What is BiPAP, AVAP used for?
BiPAP, AVAP (and their predecessor, CPAP) are most commonly used for people with sleep apnea or with hypopnea. Both of these can occur in ALS.
- Obstructive Sleep Apnea (OSA)
The more commonly seen and therefore well-known apnea is obstructive. The muscles of the soft palate and throat weaken and the upper airway is narrowed or even collapsed when the muscles relax as the patient falls asleep. That blocks the airway and the patient wakes up repeatedly, often not aware that the reason he is awakening is because he quit breathing. Some people find they feel startled or even panicky with these awakenings, but others are so tired and groggy from lack of sleep they may not even be aware they are waking up over and over. Snoring generally occurs, but it is possible to have apnea and not snore at all. Similarly, obstructive sleep apnea is often associated with obesity however there are apneaics who are of normal or low weight.
- Central Apnea

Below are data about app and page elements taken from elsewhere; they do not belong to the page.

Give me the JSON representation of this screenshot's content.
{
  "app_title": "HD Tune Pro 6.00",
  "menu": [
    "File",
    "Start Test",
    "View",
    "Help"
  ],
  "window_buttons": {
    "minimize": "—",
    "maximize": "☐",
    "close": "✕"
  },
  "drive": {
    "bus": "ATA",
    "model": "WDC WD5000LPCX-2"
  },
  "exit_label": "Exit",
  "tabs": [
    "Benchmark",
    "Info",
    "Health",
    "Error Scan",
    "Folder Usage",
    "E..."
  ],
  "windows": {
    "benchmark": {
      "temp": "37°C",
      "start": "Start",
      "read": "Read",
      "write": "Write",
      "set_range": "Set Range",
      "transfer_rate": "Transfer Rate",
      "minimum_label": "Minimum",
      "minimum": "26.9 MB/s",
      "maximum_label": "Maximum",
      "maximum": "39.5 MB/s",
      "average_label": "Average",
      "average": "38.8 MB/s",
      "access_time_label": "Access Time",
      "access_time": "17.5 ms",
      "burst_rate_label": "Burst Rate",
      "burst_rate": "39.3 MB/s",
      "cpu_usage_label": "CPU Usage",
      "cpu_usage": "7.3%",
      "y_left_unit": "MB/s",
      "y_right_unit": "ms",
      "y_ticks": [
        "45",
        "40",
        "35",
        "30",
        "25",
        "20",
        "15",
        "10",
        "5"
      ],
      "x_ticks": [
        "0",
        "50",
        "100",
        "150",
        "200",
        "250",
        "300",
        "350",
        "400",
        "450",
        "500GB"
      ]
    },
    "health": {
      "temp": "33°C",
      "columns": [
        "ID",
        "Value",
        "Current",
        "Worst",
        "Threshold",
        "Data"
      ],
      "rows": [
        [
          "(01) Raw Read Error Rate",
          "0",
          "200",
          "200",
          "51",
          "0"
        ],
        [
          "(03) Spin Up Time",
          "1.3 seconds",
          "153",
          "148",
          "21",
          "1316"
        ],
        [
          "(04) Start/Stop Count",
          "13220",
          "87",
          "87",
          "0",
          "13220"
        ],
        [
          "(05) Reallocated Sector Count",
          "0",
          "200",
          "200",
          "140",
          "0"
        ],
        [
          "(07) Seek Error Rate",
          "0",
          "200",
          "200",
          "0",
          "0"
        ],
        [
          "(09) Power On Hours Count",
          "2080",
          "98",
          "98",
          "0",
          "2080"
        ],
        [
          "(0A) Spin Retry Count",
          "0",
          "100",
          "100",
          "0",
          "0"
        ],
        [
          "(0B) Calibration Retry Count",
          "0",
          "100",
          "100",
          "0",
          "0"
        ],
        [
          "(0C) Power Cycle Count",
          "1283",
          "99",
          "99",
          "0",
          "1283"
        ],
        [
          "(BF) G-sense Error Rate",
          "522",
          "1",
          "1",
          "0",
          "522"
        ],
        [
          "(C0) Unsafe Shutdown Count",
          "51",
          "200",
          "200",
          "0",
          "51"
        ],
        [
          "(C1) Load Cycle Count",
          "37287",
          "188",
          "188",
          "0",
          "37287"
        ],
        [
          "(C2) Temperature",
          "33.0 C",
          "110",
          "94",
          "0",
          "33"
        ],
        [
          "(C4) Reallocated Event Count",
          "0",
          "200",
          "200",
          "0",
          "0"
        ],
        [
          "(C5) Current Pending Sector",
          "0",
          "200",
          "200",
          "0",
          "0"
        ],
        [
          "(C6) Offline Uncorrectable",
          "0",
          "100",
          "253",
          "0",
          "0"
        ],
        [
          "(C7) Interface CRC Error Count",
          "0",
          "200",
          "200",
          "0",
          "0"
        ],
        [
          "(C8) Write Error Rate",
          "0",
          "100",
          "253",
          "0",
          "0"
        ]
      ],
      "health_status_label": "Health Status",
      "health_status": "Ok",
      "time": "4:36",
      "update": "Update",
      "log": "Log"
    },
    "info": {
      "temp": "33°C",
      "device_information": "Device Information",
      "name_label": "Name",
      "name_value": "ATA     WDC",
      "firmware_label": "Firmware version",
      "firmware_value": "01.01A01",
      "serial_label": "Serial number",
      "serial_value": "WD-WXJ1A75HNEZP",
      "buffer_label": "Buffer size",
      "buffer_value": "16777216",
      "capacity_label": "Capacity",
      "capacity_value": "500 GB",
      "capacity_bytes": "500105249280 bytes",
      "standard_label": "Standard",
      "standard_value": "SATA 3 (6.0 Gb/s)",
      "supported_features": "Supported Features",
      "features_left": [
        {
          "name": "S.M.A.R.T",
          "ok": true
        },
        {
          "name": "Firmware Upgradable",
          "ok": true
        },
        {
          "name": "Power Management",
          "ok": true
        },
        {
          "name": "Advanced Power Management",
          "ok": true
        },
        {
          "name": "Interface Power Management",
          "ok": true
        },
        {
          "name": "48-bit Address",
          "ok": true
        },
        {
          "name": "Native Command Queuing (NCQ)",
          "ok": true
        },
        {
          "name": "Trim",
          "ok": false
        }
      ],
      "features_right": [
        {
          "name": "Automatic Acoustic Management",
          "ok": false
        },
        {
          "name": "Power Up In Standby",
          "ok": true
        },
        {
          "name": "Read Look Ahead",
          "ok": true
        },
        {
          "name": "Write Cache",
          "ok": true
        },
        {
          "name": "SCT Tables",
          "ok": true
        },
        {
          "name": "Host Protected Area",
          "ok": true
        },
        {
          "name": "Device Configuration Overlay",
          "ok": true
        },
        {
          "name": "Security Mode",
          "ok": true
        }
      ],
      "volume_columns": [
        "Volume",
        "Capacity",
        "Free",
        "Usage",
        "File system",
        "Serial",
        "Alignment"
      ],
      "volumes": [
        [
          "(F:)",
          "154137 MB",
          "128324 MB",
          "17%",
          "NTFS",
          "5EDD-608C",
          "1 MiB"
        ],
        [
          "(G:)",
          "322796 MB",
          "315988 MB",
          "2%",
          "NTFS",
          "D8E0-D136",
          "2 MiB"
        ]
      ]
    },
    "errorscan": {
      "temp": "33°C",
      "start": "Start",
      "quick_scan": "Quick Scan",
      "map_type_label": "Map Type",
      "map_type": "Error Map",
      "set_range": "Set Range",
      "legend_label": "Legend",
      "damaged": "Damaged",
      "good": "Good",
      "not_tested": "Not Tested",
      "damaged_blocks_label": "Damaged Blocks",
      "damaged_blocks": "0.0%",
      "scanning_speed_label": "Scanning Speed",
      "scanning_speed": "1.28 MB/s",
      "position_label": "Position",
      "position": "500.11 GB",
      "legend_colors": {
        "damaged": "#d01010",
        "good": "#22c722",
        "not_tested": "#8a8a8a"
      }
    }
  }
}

Another type of apnea that can occur is "central apnea" in which the little nerve center in the brain stem that is supposed to regulate when we take a breath and how long we hold it, fails to work properly when we fall asleep. This can be a problem directly with the nerve center or with the motor nerves that carry the message to the muscles used in breathing. Even though we think of breathing as something that is continually on autopilot, sleep seems to somehow interfere with the autopilot mechanism and apnea occurs. All it takes is a little stimulation to get breathing going again—for babies with sleep apnea, just jiggling the crib is often all it takes. For adults, a spousal elbow in the ribs usually does it! BiPAP gives a breath and that breath is either enough stimulation to get you to breathe again or is enough to tide you over until you do breathe again.
A third possibility is that the muscles of respiration are weak and during sleep when breathing is normally shallower, breathing becomes too shallow. The patient doesn't stop breathing but breathing is inadequate. BiPAP can be used to increase the volume of air taken in without increasing muscle effort.